f.        All of these things are enough to get the best of us, to bring us down, to cause us to surrender, lay down, and die.   How can we fight such an attack and come out alive and able to move forward?

V.                  Formula For Success in Battle

a.       Fight with truth.  Fill your mind with it.  Stand firm in it.  When tempted to turn back from following Christ, remember that the wages for that is certain death.  Identify the truth from God’s Word and hang onto it.  The reward WILL come.

b.      Remember your public profession of commitment to Christ.  You have given Him your faith and sworn allegiance.  Firm up your commitment and stand fast.

c.       Reflect on God’s ‘employment’, wages, servants, government, company, and country.  Is this not infinitely better than anything Satan has to offer? There is no middle ground.  It is one of two masters.  Remember that the enemy is a conniving destroyer.  God is good and only does us good.  Lay hold of that by faith.

d.      Do not entertain doubts about God’s care and protection.  Trust Him and His Word.  It is sure.  All things work together for good to them that love God.  Wait on Him.  He will make it plain.  Remember ‘Passion’ and ‘Patience’?  Remember that there is a future glory and we must patiently wait for it.

e.      When remembrances of former sin come up, claim the promise of what God has revealed about Himself, that He is merciful, ready to forgive, and will abundantly pardon.

f.        Do NOT let go of your sword, the Word of God.  How will you fight without it?  The enemy of our soul cannot ultimately win, even with the fiercest of attacks, if God’s Word is hidden in our heart, as we purpose to read it, know it, cherish it, obey it.  It is our direct connection with the Author.

VI.                 Conclusion

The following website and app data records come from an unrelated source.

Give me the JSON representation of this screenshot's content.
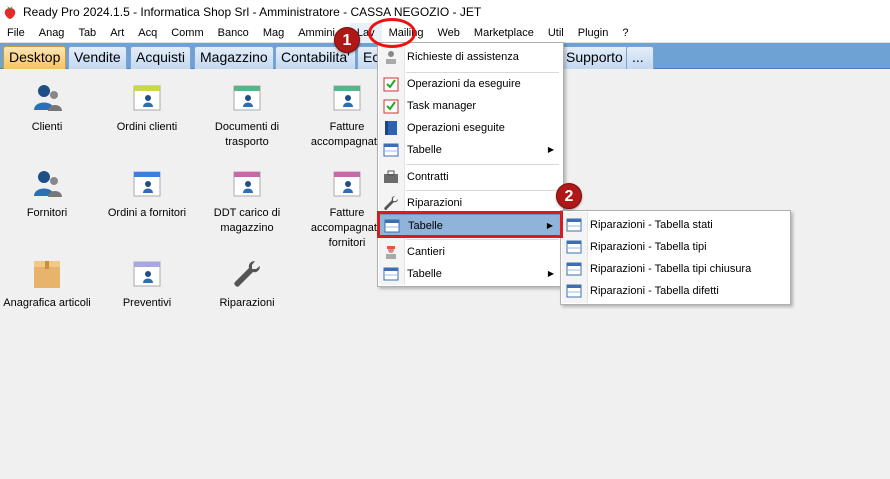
{
  "window": {
    "title": "Ready Pro 2024.1.5 - Informatica Shop Srl - Amministratore - CASSA NEGOZIO - JET"
  },
  "menubar": {
    "items": [
      {
        "label": "File"
      },
      {
        "label": "Anag"
      },
      {
        "label": "Tab"
      },
      {
        "label": "Art"
      },
      {
        "label": "Acq"
      },
      {
        "label": "Comm"
      },
      {
        "label": "Banco"
      },
      {
        "label": "Mag"
      },
      {
        "label": "Ammini"
      },
      {
        "label": "Lav"
      },
      {
        "label": "Mailing"
      },
      {
        "label": "Web"
      },
      {
        "label": "Marketplace"
      },
      {
        "label": "Util"
      },
      {
        "label": "Plugin"
      },
      {
        "label": "?"
      }
    ]
  },
  "tabs": [
    {
      "label": "Desktop",
      "active": true
    },
    {
      "label": "Vendite"
    },
    {
      "label": "Acquisti"
    },
    {
      "label": "Magazzino"
    },
    {
      "label": "Contabilita'"
    },
    {
      "label": "Ec"
    },
    {
      "label": "Supporto"
    },
    {
      "label": "..."
    }
  ],
  "desktop": {
    "icons": [
      {
        "label": "Clienti",
        "icon": "clients-icon"
      },
      {
        "label": "Ordini clienti",
        "icon": "customer-orders-icon"
      },
      {
        "label": "Documenti di trasporto",
        "icon": "transport-docs-icon"
      },
      {
        "label": "Fatture accompagnato",
        "icon": "invoices-icon"
      },
      {
        "label": "Fornitori",
        "icon": "suppliers-icon"
      },
      {
        "label": "Ordini a fornitori",
        "icon": "supplier-orders-icon"
      },
      {
        "label": "DDT carico di magazzino",
        "icon": "ddt-icon"
      },
      {
        "label": "Fatture accompagnato fornitori",
        "icon": "supplier-invoices-icon"
      },
      {
        "label": "Anagrafica articoli",
        "icon": "box-icon"
      },
      {
        "label": "Preventivi",
        "icon": "quotes-icon"
      },
      {
        "label": "Riparazioni",
        "icon": "wrench-icon"
      }
    ]
  },
  "lav_menu": {
    "items": [
      {
        "label": "Richieste di assistenza",
        "icon": "support-request-icon"
      },
      {
        "label": "Operazioni da eseguire",
        "icon": "todo-icon"
      },
      {
        "label": "Task manager",
        "icon": "task-icon"
      },
      {
        "label": "Operazioni eseguite",
        "icon": "book-icon"
      },
      {
        "label": "Tabelle",
        "icon": "table-icon",
        "submenu": true
      },
      {
        "label": "Contratti",
        "icon": "briefcase-icon"
      },
      {
        "label": "Riparazioni",
        "icon": "wrench-icon"
      },
      {
        "label": "Tabelle",
        "icon": "table-icon",
        "submenu": true,
        "highlighted": true
      },
      {
        "label": "Cantieri",
        "icon": "worker-icon"
      },
      {
        "label": "Tabelle",
        "icon": "table-icon",
        "submenu": true
      }
    ]
  },
  "sub_menu": {
    "items": [
      {
        "label": "Riparazioni - Tabella stati"
      },
      {
        "label": "Riparazioni - Tabella tipi"
      },
      {
        "label": "Riparazioni - Tabella tipi chiusura"
      },
      {
        "label": "Riparazioni - Tabella difetti"
      }
    ]
  },
  "annotations": {
    "step1": "1",
    "step2": "2"
  },
  "colors": {
    "tabbar": "#6ea2d4",
    "active_tab": "#f7c263",
    "highlight": "#8fb3d9",
    "annotation_red": "#d81b1b"
  }
}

a.       In the words of Carolyn Staley:  “Human pride met diabolical pride that day in the Valley of Humiliation.  If God had not had a wise and good purpose for Christian in this confrontation, there would have been no doubt as to the outcome of the battle.  He was no match for Apollyon!  In surviving the conflict, glory would be brought to God alone.”  And so it is with us.  We do not have what it takes to fight or stay in the battle and come out victors.  We should not under-estimate the power of the enemy nor over-estimate our own strength.  Satan employs those things with which we have our greatest struggles.  His arrows are aimed at our weakest points.  Knowing this (if we know ourselves) is helpful in aiding us to be aware.  What is my weakest point?  Remember, he is subtle.  He is not going to tempt us with something that doesn’t look good to us….something which we will shrink from in horror; it will be something that appeals to our flesh. 

b.      Satan is on God’s leash; even in the heat of the battle, God is in control (“as God would have it”) and will use even the work of His enemy to purge and perfect us.  That is His sure work of sanctification.  Amazing grace!